A Bryn Mawr sophomore reflects on meeting a role model and being in a room full of influential women.

Student Experience
Emme Law '24 with U.S. Assistant Secretary for Health Rachel Levine.

When I found out the vice president was coming to campus, I was so excited. I was even more excited that Kamala Harris had chosen my college to speak about reproductive rights. That same day, October 28, I found out that I would actually be attending the event held in Bryn Mawr’s Goodhart Theater. I would be in the same room as the first female and person of color vice president!

Being in a room with so many women in positions of power was a memorable and once-in-a-lifetime opportunity. I could feel the passion and support for reproductive rights and a person’s right to choose both in the audience and on the stage.

Hearing from so many influential women about how they are demanding equality and equity comforted me. The overturning of Roe v. Wade has many more implications than just the attack on the right to abortions. This precedent sets the stage for the rollback of many crucial civil rights wins. The right to same-sex marriage, the right to contraception, and even labor rights and religious freedoms are up for revocation.

Many other state and federal representatives were heard from before Vice President Harris took the stage and one notable speaker was United States Assistant Secretary for Health Rachel Levine.

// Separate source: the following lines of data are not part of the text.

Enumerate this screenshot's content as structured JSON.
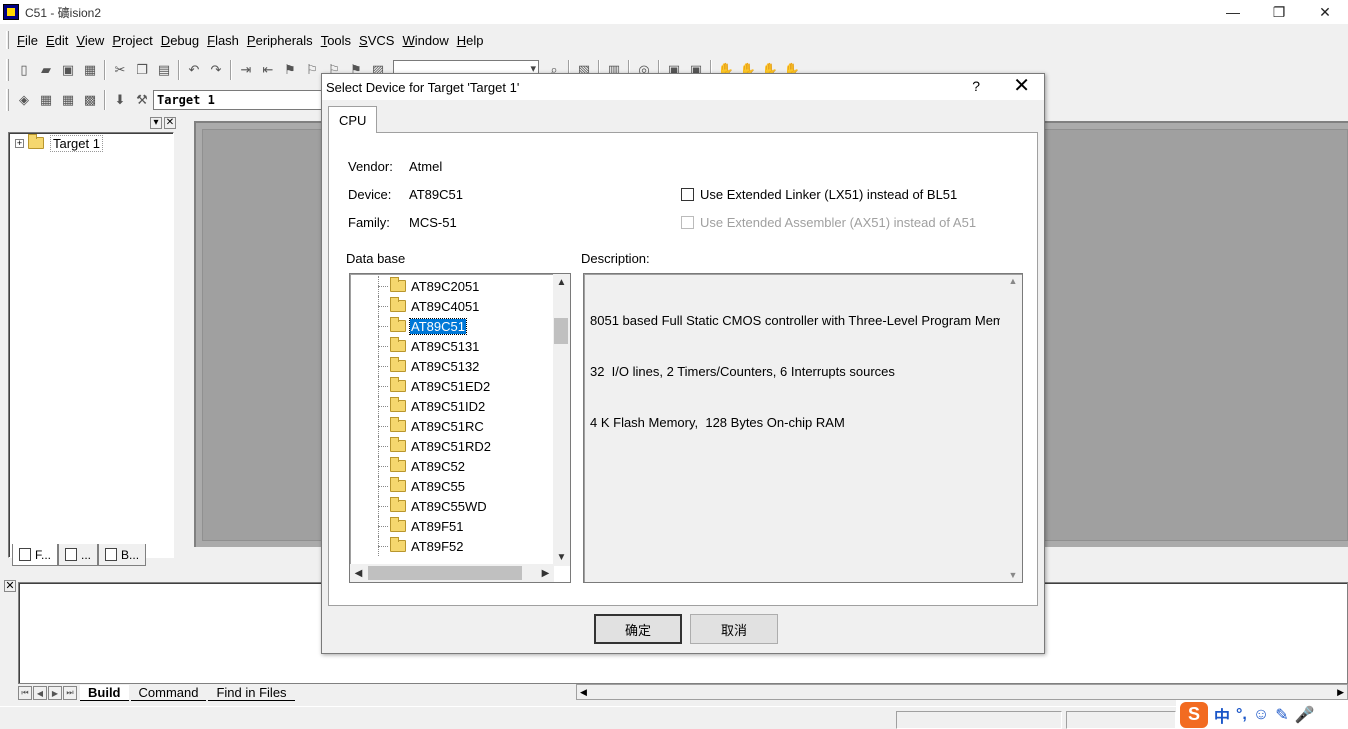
{
  "app": {
    "title": "C51 - 礦ision2",
    "window_controls": [
      "—",
      "❐",
      "✕"
    ]
  },
  "menubar": {
    "items": [
      {
        "label": "File",
        "u": "F",
        "rest": "ile"
      },
      {
        "label": "Edit",
        "u": "E",
        "rest": "dit"
      },
      {
        "label": "View",
        "u": "V",
        "rest": "iew"
      },
      {
        "label": "Project",
        "u": "P",
        "rest": "roject"
      },
      {
        "label": "Debug",
        "u": "D",
        "rest": "ebug"
      },
      {
        "label": "Flash",
        "u": "F",
        "rest": "lash"
      },
      {
        "label": "Peripherals",
        "u": "P",
        "rest": "eripherals"
      },
      {
        "label": "Tools",
        "u": "T",
        "rest": "ools"
      },
      {
        "label": "SVCS",
        "u": "S",
        "rest": "VCS"
      },
      {
        "label": "Window",
        "u": "W",
        "rest": "indow"
      },
      {
        "label": "Help",
        "u": "H",
        "rest": "elp"
      }
    ]
  },
  "toolbar": {
    "target": "Target 1"
  },
  "project": {
    "root": "Target 1",
    "tabs": [
      "F...",
      "...",
      "B..."
    ]
  },
  "output": {
    "tabs": [
      "Build",
      "Command",
      "Find in Files"
    ]
  },
  "ime": {
    "logo": "S",
    "items": [
      "中",
      "°,",
      "☺",
      "✎",
      "🎤"
    ]
  },
  "dialog": {
    "title": "Select Device for Target 'Target 1'",
    "help": "?",
    "close": "✕",
    "tab": "CPU",
    "vendor_label": "Vendor:",
    "vendor": "Atmel",
    "device_label": "Device:",
    "device": "AT89C51",
    "family_label": "Family:",
    "family": "MCS-51",
    "opt_linker": "Use Extended Linker (LX51) instead of BL51",
    "opt_assembler": "Use Extended Assembler (AX51) instead of A51",
    "database_label": "Data base",
    "description_label": "Description:",
    "devices": [
      "AT89C2051",
      "AT89C4051",
      "AT89C51",
      "AT89C5131",
      "AT89C5132",
      "AT89C51ED2",
      "AT89C51ID2",
      "AT89C51RC",
      "AT89C51RD2",
      "AT89C52",
      "AT89C55",
      "AT89C55WD",
      "AT89F51",
      "AT89F52"
    ],
    "selected_device": "AT89C51",
    "description_lines": [
      "8051 based Full Static CMOS controller with Three-Level Program Mem",
      "32  I/O lines, 2 Timers/Counters, 6 Interrupts sources",
      "4 K Flash Memory,  128 Bytes On-chip RAM"
    ],
    "ok": "确定",
    "cancel": "取消"
  }
}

Personally, seeing Dr. Levine, was a surreal experience. During the height of the COVID-19 pandemic, I remember she was the secretary of the Pennsylvania Department of Health, and I would watch her speak at the press conferences providing updates about the virus.

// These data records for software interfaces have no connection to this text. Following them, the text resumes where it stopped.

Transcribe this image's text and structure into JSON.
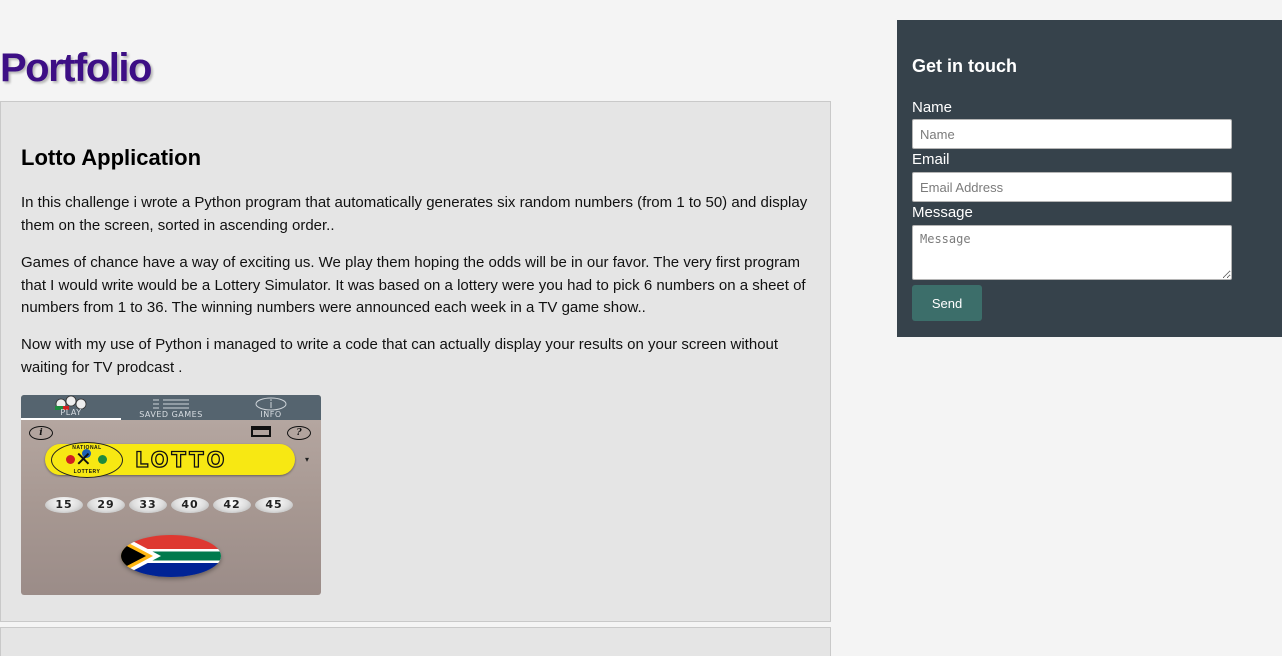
{
  "page": {
    "title": "Portfolio"
  },
  "projects": [
    {
      "title": "Lotto Application",
      "paragraphs": [
        "In this challenge i wrote a Python program that automatically generates six random numbers (from 1 to 50) and display them on the screen, sorted in ascending order..",
        "Games of chance have a way of exciting us. We play them hoping the odds will be in our favor. The very first program that I would write would be a Lottery Simulator. It was based on a lottery were you had to pick 6 numbers on a sheet of numbers from 1 to 36. The winning numbers were announced each week in a TV game show..",
        "Now with my use of Python i managed to write a code that can actually display your results on your screen without waiting for TV prodcast ."
      ],
      "screenshot": {
        "tabs": [
          "PLAY",
          "SAVED GAMES",
          "INFO"
        ],
        "active_tab": "PLAY",
        "info_glyph": "i",
        "help_glyph": "?",
        "logo_word": "LOTTO",
        "badge_top": "NATIONAL",
        "badge_bottom": "LOTTERY",
        "balls": [
          "15",
          "29",
          "33",
          "40",
          "42",
          "45"
        ],
        "icons": [
          "info-icon",
          "save-icon",
          "help-icon",
          "flag-icon"
        ]
      }
    }
  ],
  "contact": {
    "title": "Get in touch",
    "name_label": "Name",
    "name_placeholder": "Name",
    "email_label": "Email",
    "email_placeholder": "Email Address",
    "message_label": "Message",
    "message_placeholder": "Message",
    "send_label": "Send"
  },
  "colors": {
    "title": "#3d0f85",
    "card_bg": "#e5e5e5",
    "contact_bg": "#36424b",
    "send_button": "#3c6e6a",
    "page_bg": "#f4f4f4"
  }
}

Dr. Levine was a great addition to the panel of speakers as she diversified the assemblage by being a woman who is openly part of the LGBTQIA+ community. Dr. Levine is the first openly transgender federal official confirmed by the Senate. Being a queer student looking to go into the public health profession, I was ecstatic to meet someone whom I have looked up to for many years.

When asked what message she had for the young people in the room, Vice President Harris responded,  “Do what you are already doing.” Vice President Harris said she knows Bryn Mawr College is full of leaders and said that “the best movements in our country that have been about the expansions of rights, in my opinion, have been led by students and certainly fueled by students. So, do what you do, and thank you.”

This was amazing to hear as a student activist myself. I will keep this moment not only as a memory, but also as fuel to continue to fight for reproductive rights and equality for all humans, knowing I have Vice President Kamala Harris as well as other women within the government fighting alongside me.


Emme Law ’24 is an anthropology major from Langhorne, Pa.